» **What the task asks**
Your task is to copy each line of the material that includes "Open".

» **Supplied information**

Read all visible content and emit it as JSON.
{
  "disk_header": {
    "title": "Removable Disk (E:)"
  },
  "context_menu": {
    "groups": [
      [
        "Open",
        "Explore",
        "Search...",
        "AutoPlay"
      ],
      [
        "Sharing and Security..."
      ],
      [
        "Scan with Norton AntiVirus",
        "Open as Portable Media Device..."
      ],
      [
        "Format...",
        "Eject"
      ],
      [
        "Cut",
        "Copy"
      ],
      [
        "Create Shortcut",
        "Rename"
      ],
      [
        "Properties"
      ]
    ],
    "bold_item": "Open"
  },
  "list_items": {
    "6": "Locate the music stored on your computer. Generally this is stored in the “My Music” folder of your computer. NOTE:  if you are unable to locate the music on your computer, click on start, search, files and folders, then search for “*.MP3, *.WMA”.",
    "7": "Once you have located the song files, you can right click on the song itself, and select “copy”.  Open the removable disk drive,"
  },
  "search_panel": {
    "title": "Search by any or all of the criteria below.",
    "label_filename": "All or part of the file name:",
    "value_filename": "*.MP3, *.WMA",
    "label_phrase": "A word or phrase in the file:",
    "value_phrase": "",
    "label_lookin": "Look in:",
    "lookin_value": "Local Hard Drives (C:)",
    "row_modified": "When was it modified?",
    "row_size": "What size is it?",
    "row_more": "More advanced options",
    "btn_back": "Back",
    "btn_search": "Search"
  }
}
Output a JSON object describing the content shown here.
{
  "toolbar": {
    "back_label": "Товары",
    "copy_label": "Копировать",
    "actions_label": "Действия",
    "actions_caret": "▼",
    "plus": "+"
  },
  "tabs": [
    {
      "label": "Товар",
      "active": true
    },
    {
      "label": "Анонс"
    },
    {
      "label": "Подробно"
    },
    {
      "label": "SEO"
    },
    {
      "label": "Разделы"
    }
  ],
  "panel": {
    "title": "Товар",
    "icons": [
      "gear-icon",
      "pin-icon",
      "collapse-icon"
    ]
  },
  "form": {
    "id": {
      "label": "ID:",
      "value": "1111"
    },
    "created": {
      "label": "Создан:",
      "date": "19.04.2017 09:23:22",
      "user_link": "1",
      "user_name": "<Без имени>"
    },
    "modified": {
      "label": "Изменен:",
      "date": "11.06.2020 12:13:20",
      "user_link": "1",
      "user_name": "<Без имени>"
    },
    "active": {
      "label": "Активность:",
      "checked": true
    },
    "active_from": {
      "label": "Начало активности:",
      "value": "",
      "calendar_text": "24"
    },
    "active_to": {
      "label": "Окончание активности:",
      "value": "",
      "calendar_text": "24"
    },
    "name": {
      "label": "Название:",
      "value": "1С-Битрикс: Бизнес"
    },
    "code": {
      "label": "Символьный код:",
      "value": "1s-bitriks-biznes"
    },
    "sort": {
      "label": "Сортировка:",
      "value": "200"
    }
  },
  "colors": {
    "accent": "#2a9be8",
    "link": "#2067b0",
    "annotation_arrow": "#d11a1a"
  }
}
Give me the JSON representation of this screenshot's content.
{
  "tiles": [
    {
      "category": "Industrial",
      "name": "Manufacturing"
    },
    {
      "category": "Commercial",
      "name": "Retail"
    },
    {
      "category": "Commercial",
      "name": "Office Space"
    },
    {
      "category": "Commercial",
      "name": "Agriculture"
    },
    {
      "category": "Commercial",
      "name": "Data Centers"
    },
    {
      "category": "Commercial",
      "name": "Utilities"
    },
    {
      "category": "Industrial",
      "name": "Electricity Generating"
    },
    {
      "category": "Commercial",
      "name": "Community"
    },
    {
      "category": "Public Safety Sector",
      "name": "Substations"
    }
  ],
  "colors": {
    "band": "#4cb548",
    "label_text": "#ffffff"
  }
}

» **Response area**
        "Open",
        "Open as Portable Media Device..."
    "bold_item": "Open"
    "7": "Once you have located the song files, you can right click on the song itself, and select “copy”.  Open the removable disk drive,"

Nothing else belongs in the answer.